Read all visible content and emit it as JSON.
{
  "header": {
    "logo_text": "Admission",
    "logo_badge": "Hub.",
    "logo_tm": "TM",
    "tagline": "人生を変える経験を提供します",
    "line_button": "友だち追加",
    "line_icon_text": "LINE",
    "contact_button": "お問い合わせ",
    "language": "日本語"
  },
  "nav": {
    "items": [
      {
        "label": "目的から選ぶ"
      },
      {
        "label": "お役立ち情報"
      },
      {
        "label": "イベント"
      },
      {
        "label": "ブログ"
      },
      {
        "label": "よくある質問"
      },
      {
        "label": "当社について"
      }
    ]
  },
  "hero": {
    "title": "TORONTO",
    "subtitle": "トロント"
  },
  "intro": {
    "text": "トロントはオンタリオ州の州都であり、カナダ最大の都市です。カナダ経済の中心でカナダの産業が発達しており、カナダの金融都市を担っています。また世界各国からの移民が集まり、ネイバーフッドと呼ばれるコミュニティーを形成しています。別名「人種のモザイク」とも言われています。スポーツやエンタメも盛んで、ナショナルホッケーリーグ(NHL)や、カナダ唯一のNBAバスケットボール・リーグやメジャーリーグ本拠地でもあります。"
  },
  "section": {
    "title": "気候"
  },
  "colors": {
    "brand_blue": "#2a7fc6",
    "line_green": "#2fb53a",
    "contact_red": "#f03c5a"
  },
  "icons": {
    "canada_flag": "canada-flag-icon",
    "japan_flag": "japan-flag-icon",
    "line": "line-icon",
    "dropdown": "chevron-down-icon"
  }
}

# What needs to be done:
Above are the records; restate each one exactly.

# Exercise output:
Read all visible content and emit it as JSON.
{
  "header": {
    "logo_text": "Admission",
    "logo_badge": "Hub.",
    "logo_tm": "TM",
    "tagline": "人生を変える経験を提供します",
    "line_button": "友だち追加",
    "line_icon_text": "LINE",
    "contact_button": "お問い合わせ",
    "language": "日本語"
  },
  "nav": {
    "items": [
      {
        "label": "目的から選ぶ"
      },
      {
        "label": "お役立ち情報"
      },
      {
        "label": "イベント"
      },
      {
        "label": "ブログ"
      },
      {
        "label": "よくある質問"
      },
      {
        "label": "当社について"
      }
    ]
  },
  "hero": {
    "title": "TORONTO",
    "subtitle": "トロント"
  },
  "intro": {
    "text": "トロントはオンタリオ州の州都であり、カナダ最大の都市です。カナダ経済の中心でカナダの産業が発達しており、カナダの金融都市を担っています。また世界各国からの移民が集まり、ネイバーフッドと呼ばれるコミュニティーを形成しています。別名「人種のモザイク」とも言われています。スポーツやエンタメも盛んで、ナショナルホッケーリーグ(NHL)や、カナダ唯一のNBAバスケットボール・リーグやメジャーリーグ本拠地でもあります。"
  },
  "section": {
    "title": "気候"
  },
  "colors": {
    "brand_blue": "#2a7fc6",
    "line_green": "#2fb53a",
    "contact_red": "#f03c5a"
  },
  "icons": {
    "canada_flag": "canada-flag-icon",
    "japan_flag": "japan-flag-icon",
    "line": "line-icon",
    "dropdown": "chevron-down-icon"
  }
}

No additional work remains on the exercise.